An association is defined as ‘a group of people organised for a joint purpose’, and, it would seem, the superyacht industry has no shortage of groups with strong opinions and aligned purposes. And yet, for all our associating, have we successfully capitalised on the potential power of a unified voice? For all our MYBA, IYBA, ECPY, ISS, UCINA, HISWA, Nautica Italiana, SYBAss, ICOMIA, LYBRA, APSA, Superyacht Australia, PYA, Superyacht UK and more, have we missed a trick? 

A number of, if not all associations have benefited the superyacht community in one way or another, and some have taken great strides forward. For instance, during the IMO’s development of the second-generation stability requirements, SYBAss and its members were able to show that proposed requirements and calculation methods were unreasonably strict and not consistent when applied to yachting hull forms, such examples could be explicated ad infinitum for each association. The PYA has worked closely with the MCA and other associations to provide superyacht crew with a voice. 

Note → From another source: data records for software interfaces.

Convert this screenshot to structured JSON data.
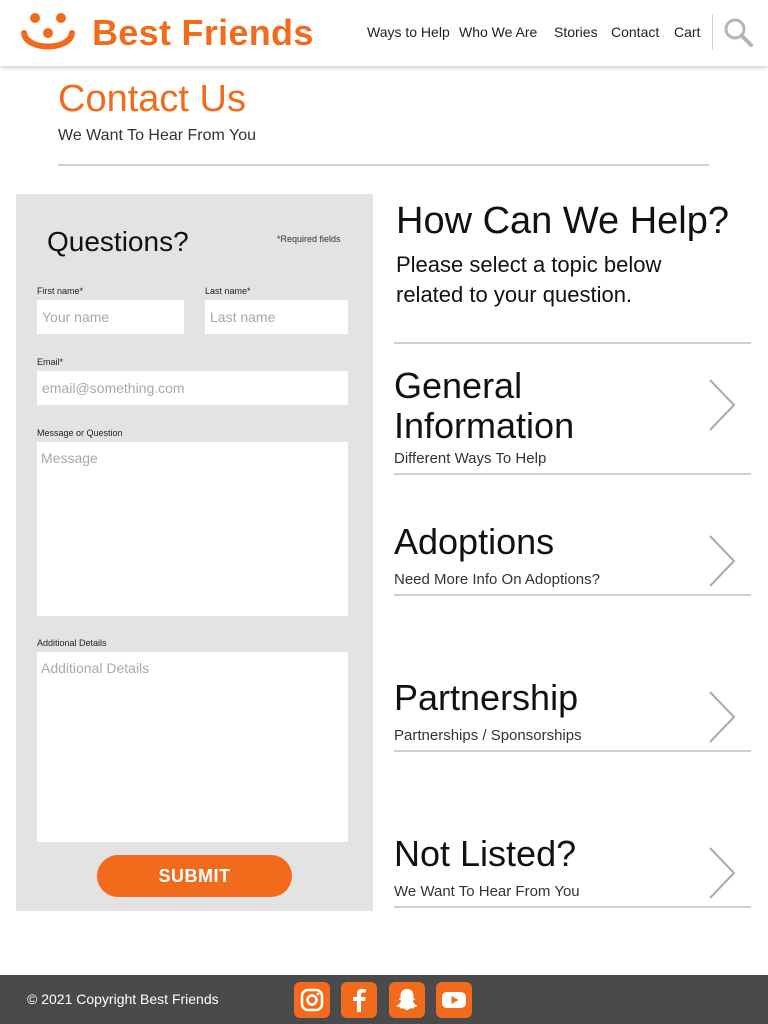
{
  "header": {
    "brand": "Best Friends",
    "nav": [
      "Ways to Help",
      "Who We Are",
      "Stories",
      "Contact",
      "Cart"
    ]
  },
  "page": {
    "title": "Contact Us",
    "subtitle": "We Want To Hear From You"
  },
  "form": {
    "title": "Questions?",
    "required_note": "*Required fields",
    "first_name_label": "First name*",
    "first_name_placeholder": "Your name",
    "last_name_label": "Last name*",
    "last_name_placeholder": "Last name",
    "email_label": "Email*",
    "email_placeholder": "email@something.com",
    "message_label": "Message or Question",
    "message_placeholder": "Message",
    "details_label": "Additional Details",
    "details_placeholder": "Additional Details",
    "submit_label": "SUBMIT"
  },
  "help": {
    "title": "How Can We Help?",
    "subtitle": "Please select a topic below related to your question.",
    "topics": [
      {
        "title": "General Information",
        "subtitle": "Different Ways To Help"
      },
      {
        "title": "Adoptions",
        "subtitle": "Need More Info On Adoptions?"
      },
      {
        "title": "Partnership",
        "subtitle": "Partnerships / Sponsorships"
      },
      {
        "title": "Not Listed?",
        "subtitle": "We Want To Hear From You"
      }
    ]
  },
  "footer": {
    "copyright": "© 2021 Copyright Best Friends",
    "social": [
      "instagram-icon",
      "facebook-icon",
      "snapchat-icon",
      "youtube-icon"
    ]
  },
  "colors": {
    "accent": "#f26b1d",
    "panel": "#e3e3e3",
    "footer": "#4a4a4a"
  }
}
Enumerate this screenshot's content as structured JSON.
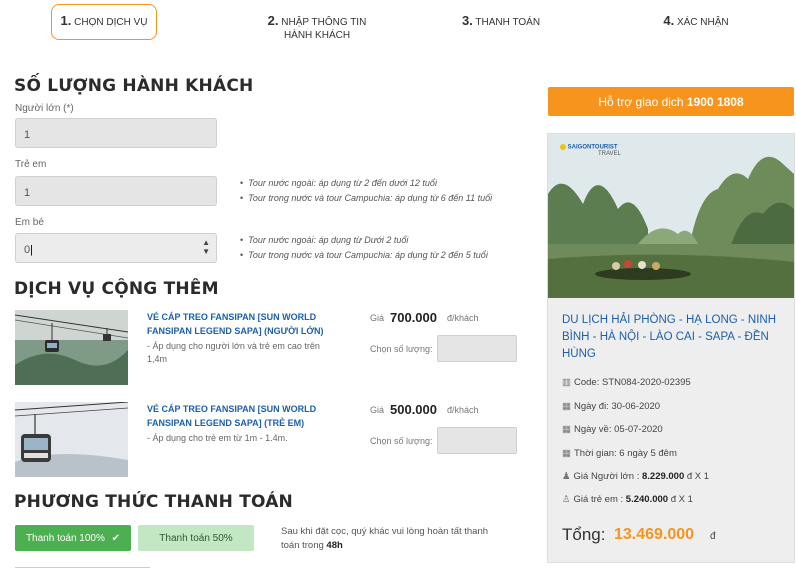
{
  "steps": [
    {
      "num": "1.",
      "label": "CHỌN DỊCH VỤ"
    },
    {
      "num": "2.",
      "label": "NHẬP THÔNG TIN",
      "label2": "HÀNH KHÁCH"
    },
    {
      "num": "3.",
      "label": "THANH TOÁN"
    },
    {
      "num": "4.",
      "label": "XÁC NHẬN"
    }
  ],
  "passengers": {
    "title": "SỐ LƯỢNG HÀNH KHÁCH",
    "adult_label": "Người lớn (*)",
    "adult_value": "1",
    "child_label": "Trẻ em",
    "child_value": "1",
    "child_notes": [
      "Tour nước ngoài: áp dụng từ 2 đến dưới 12 tuổi",
      "Tour trong nước và tour Campuchia: áp dụng từ 6 đến 11 tuổi"
    ],
    "infant_label": "Em bé",
    "infant_value": "0",
    "infant_notes": [
      "Tour nước ngoài: áp dụng từ Dưới 2 tuổi",
      "Tour trong nước và tour Campuchia: áp dụng từ 2 đến 5 tuổi"
    ]
  },
  "extras": {
    "title": "DỊCH VỤ CỘNG THÊM",
    "items": [
      {
        "title_l1": "VÉ CÁP TREO FANSIPAN [SUN WORLD",
        "title_l2": "FANSIPAN LEGEND SAPA] (NGƯỜI LỚN)",
        "desc_l1": "- Áp dụng cho người lớn và trẻ em cao trên",
        "desc_l2": "1,4m",
        "price_label": "Giá",
        "price": "700.000",
        "unit": "đ/khách",
        "qty_label": "Chọn số lượng:"
      },
      {
        "title_l1": "VÉ CÁP TREO FANSIPAN [SUN WORLD",
        "title_l2": "FANSIPAN LEGEND SAPA] (TRẺ EM)",
        "desc_l1": "- Áp dụng cho trẻ em từ 1m - 1.4m.",
        "desc_l2": "",
        "price_label": "Giá",
        "price": "500.000",
        "unit": "đ/khách",
        "qty_label": "Chọn số lượng:"
      }
    ]
  },
  "payment": {
    "title": "PHƯƠNG THỨC THANH TOÁN",
    "full_label": "Thanh toán 100%",
    "half_label": "Thanh toán 50%",
    "note_l1": "Sau khi đặt cọc, quý khác vui lòng hoàn tất thanh",
    "note_l2": "toán trong ",
    "note_bold": "48h"
  },
  "sidebar": {
    "hotline_text": "Hỗ trợ giao dịch ",
    "hotline_number": "1900 1808",
    "logo_text": "SAIGONTOURIST",
    "logo_sub": "TRAVEL",
    "tour_title": "DU LỊCH HẢI PHÒNG - HẠ LONG - NINH BÌNH - HÀ NỘI - LÀO CAI - SAPA - ĐỀN HÙNG",
    "code_label": "Code: ",
    "code": "STN084-2020-02395",
    "depart_label": "Ngày đi: ",
    "depart": "30-06-2020",
    "return_label": "Ngày về: ",
    "return": "05-07-2020",
    "duration_label": "Thời gian: ",
    "duration": "6 ngày 5 đêm",
    "adult_price_label": "Giá Người lớn : ",
    "adult_price": "8.229.000",
    "adult_price_suffix": " đ X 1",
    "child_price_label": "Giá trẻ em : ",
    "child_price": "5.240.000",
    "child_price_suffix": " đ X 1",
    "total_label": "Tổng:",
    "total": "13.469.000",
    "currency": "đ"
  },
  "colors": {
    "accent": "#f7941d",
    "link": "#1d5fa8",
    "pay_active": "#4caf50",
    "pay_inactive": "#c3e6c3"
  }
}
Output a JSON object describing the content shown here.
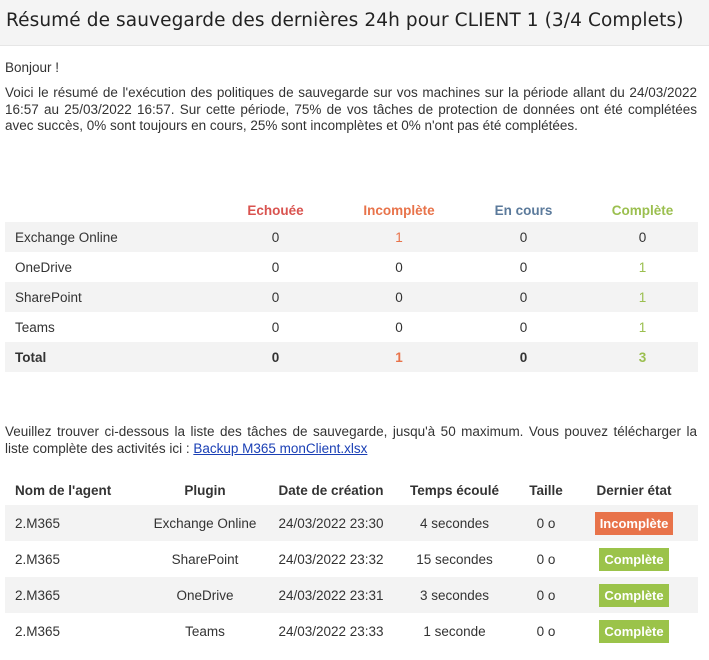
{
  "header": {
    "title": "Résumé de sauvegarde des dernières 24h pour CLIENT 1 (3/4 Complets)"
  },
  "greeting": "Bonjour !",
  "intro": "Voici le résumé de l'exécution des politiques de sauvegarde sur vos machines sur la période allant du 24/03/2022 16:57 au 25/03/2022 16:57. Sur cette période, 75% de vos tâches de protection de données ont été complétées avec succès, 0% sont toujours en cours, 25% sont incomplètes et 0% n'ont pas été complétées.",
  "summary": {
    "headers": [
      "Echouée",
      "Incomplète",
      "En cours",
      "Complète"
    ],
    "rows": [
      {
        "label": "Exchange Online",
        "values": [
          "0",
          "1",
          "0",
          "0"
        ]
      },
      {
        "label": "OneDrive",
        "values": [
          "0",
          "0",
          "0",
          "1"
        ]
      },
      {
        "label": "SharePoint",
        "values": [
          "0",
          "0",
          "0",
          "1"
        ]
      },
      {
        "label": "Teams",
        "values": [
          "0",
          "0",
          "0",
          "1"
        ]
      },
      {
        "label": "Total",
        "values": [
          "0",
          "1",
          "0",
          "3"
        ]
      }
    ]
  },
  "list_note": {
    "text": "Veuillez trouver ci-dessous la liste des tâches de sauvegarde, jusqu'à 50 maximum. Vous pouvez télécharger la liste complète des activités ici : ",
    "link": "Backup M365 monClient.xlsx"
  },
  "tasks": {
    "headers": [
      "Nom de l'agent",
      "Plugin",
      "Date de création",
      "Temps écoulé",
      "Taille",
      "Dernier état"
    ],
    "rows": [
      {
        "agent": "2.M365",
        "plugin": "Exchange Online",
        "date": "24/03/2022 23:30",
        "elapsed": "4 secondes",
        "size": "0 o",
        "status": "Incomplète"
      },
      {
        "agent": "2.M365",
        "plugin": "SharePoint",
        "date": "24/03/2022 23:32",
        "elapsed": "15 secondes",
        "size": "0 o",
        "status": "Complète"
      },
      {
        "agent": "2.M365",
        "plugin": "OneDrive",
        "date": "24/03/2022 23:31",
        "elapsed": "3 secondes",
        "size": "0 o",
        "status": "Complète"
      },
      {
        "agent": "2.M365",
        "plugin": "Teams",
        "date": "24/03/2022 23:33",
        "elapsed": "1 seconde",
        "size": "0 o",
        "status": "Complète"
      }
    ]
  },
  "colors": {
    "failed": "#d9534f",
    "incomplete": "#e8734a",
    "running": "#5b7a9b",
    "complete": "#9bbf4f",
    "stripe": "#f3f3f3",
    "link": "#1a3fb5"
  }
}
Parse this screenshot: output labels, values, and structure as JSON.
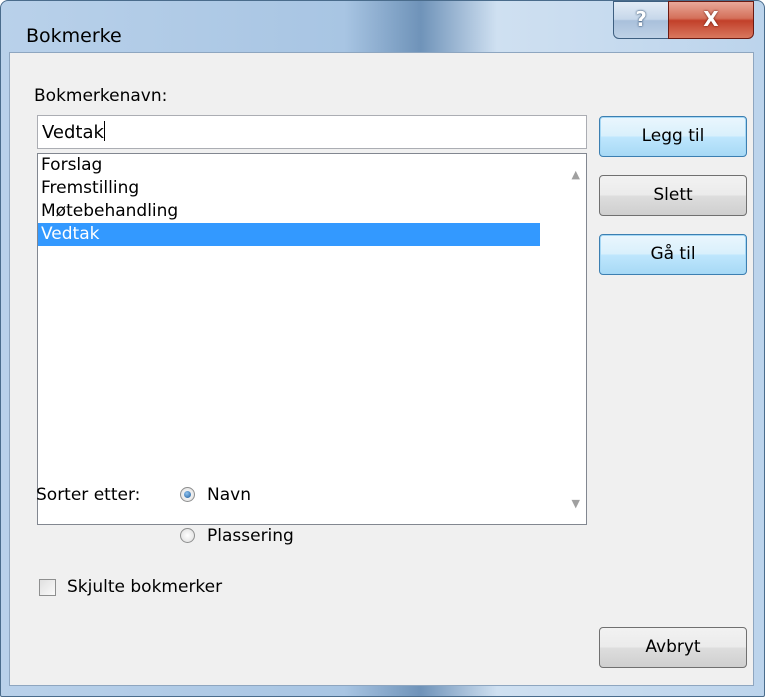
{
  "window": {
    "title": "Bokmerke",
    "help_glyph": "?",
    "close_glyph": "X"
  },
  "name_label": "Bokmerkenavn:",
  "name_input_value": "Vedtak",
  "bookmarks": [
    "Forslag",
    "Fremstilling",
    "Møtebehandling",
    "Vedtak"
  ],
  "selected_bookmark": "Vedtak",
  "buttons": {
    "add": "Legg til",
    "delete": "Slett",
    "goto": "Gå til",
    "cancel": "Avbryt"
  },
  "sort": {
    "label": "Sorter etter:",
    "options": [
      "Navn",
      "Plassering"
    ],
    "selected": "Navn"
  },
  "hidden_bookmarks": {
    "label": "Skjulte bokmerker",
    "checked": false
  },
  "colors": {
    "selection": "#3399ff",
    "dialog_background": "#f0f0f0"
  }
}
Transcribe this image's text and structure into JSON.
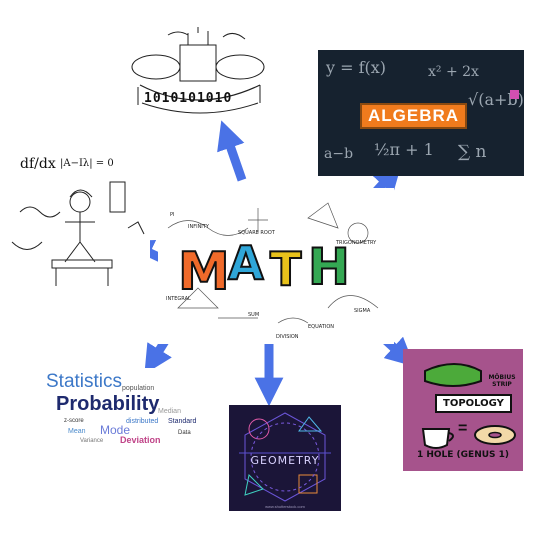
{
  "center": {
    "letters": [
      "M",
      "A",
      "T",
      "H"
    ],
    "tags": [
      "TRIGONOMETRY",
      "INTEGRAL",
      "SQUARE ROOT",
      "EQUATION",
      "INFINITY",
      "DIVISION",
      "PI",
      "SIGMA",
      "SUM"
    ]
  },
  "computer": {
    "binary": "1010101010"
  },
  "algebra": {
    "label": "ALGEBRA",
    "scribbles": [
      "y = f(x)",
      "x² + 2x",
      "√(a+b)",
      "½π + 1",
      "∑ n",
      "a−b"
    ]
  },
  "calculus": {
    "formulas": [
      "df/dx",
      "|A−Iλ| = 0"
    ]
  },
  "statistics": {
    "words": [
      "Statistics",
      "Probability",
      "population",
      "distributed",
      "Mode",
      "Deviation",
      "Standard",
      "Mean",
      "Median",
      "z-score",
      "Data",
      "Variance"
    ]
  },
  "geometry": {
    "title": "GEOMETRY",
    "credit": "www.shutterstock.com"
  },
  "topology": {
    "strip_label": "MÖBIUS STRIP",
    "title": "TOPOLOGY",
    "equals": "=",
    "caption": "1 HOLE (GENUS 1)"
  }
}
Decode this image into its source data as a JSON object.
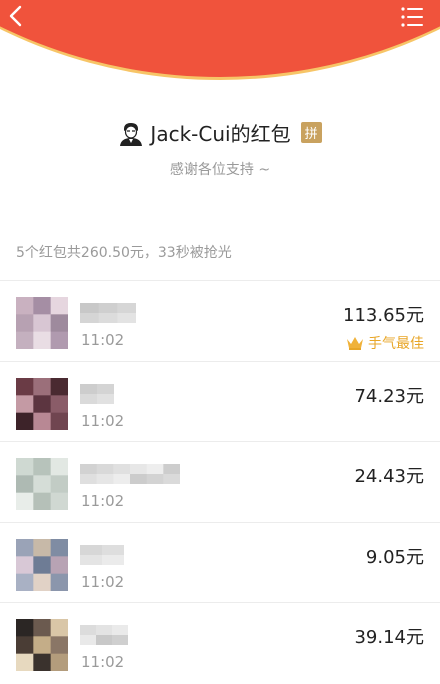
{
  "header": {
    "back_icon": "chevron-left-icon",
    "menu_icon": "list-menu-icon",
    "color": "#f0533c",
    "rim_color": "#f7c567"
  },
  "sender": {
    "name": "Jack-Cui的红包",
    "badge": "拼",
    "avatar_icon": "person-avatar-icon",
    "wishes": "感谢各位支持 ~"
  },
  "summary": "5个红包共260.50元，33秒被抢光",
  "records": [
    {
      "time": "11:02",
      "amount": "113.65元",
      "best_label": "手气最佳",
      "best_icon": "crown-icon",
      "avatar_colors": [
        "#c9b1c0",
        "#a58ea4",
        "#e6d6df",
        "#b7a1b2",
        "#d8c6d3",
        "#9e8a9d",
        "#c4b0bf",
        "#e9dde4",
        "#b09aaf"
      ]
    },
    {
      "time": "11:02",
      "amount": "74.23元",
      "avatar_colors": [
        "#6a3b45",
        "#9b6f7a",
        "#4a2a31",
        "#c49aa4",
        "#5c3540",
        "#8a5c68",
        "#3d2329",
        "#b88894",
        "#704550"
      ]
    },
    {
      "time": "11:02",
      "amount": "24.43元",
      "avatar_colors": [
        "#cfd9d2",
        "#b7c3bb",
        "#e2e8e3",
        "#aebab3",
        "#d5ddd7",
        "#c2ccc5",
        "#e8ede9",
        "#b5c0b8",
        "#d0d8d2"
      ]
    },
    {
      "time": "11:02",
      "amount": "9.05元",
      "avatar_colors": [
        "#9aa3b7",
        "#c7b9a8",
        "#7f8ca3",
        "#d8c8d6",
        "#6e7c95",
        "#b8a3b4",
        "#a9b1c4",
        "#e1d2c6",
        "#8b96ac"
      ]
    },
    {
      "time": "11:02",
      "amount": "39.14元",
      "avatar_colors": [
        "#2b2624",
        "#6b5a4f",
        "#d9c6a7",
        "#4a3d35",
        "#c4ad88",
        "#8a7666",
        "#e7d9bf",
        "#3a322d",
        "#b39c7c"
      ]
    }
  ]
}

Take any boat show, any networking event, any forum and within a stone’s throw you would be able to make contact with a member of each and every one of the above associations, and yet, have we failed to capitalise on the proximity we have to one another? As a journalist, I frequently speak to individuals of different nationalities, different titles, different backgrounds, but with common goals and opinions. The question is, have we created the necessary structures to channel these voices? 

The superyacht market is an industry driven by passion, but visceral want and will are not sufficient to drive change. The successes of the above associations stand testament to the strength of structure. While the industry is maturing at an ever-greater pace, it would be a brave person who claimed that it was the finished article. Is it time to stop clinging to grass roots movements and commit to embracing the structures that have been the lifeblood of markets greater than our own? 

Take for instance the Cruise Liner Industry Association (CLIA). Established in 1975, CLIA is the world’s largest cruise trade association, and has a global remit. With clear objectives, data, active members and a structure that rivals any successful business, CLIA has provided the cruise liner industry with a platform to affect its own future, and commands serious influence at the highest levels. Bit does the superyacht industry yet possess such an association and, furthermore, do we require such an entity? 

The Superyacht Group is currently conducting research into the work of associations. To take part, we would invite you to take this short survey, which takes no more than five minutes.  To do so, please click here.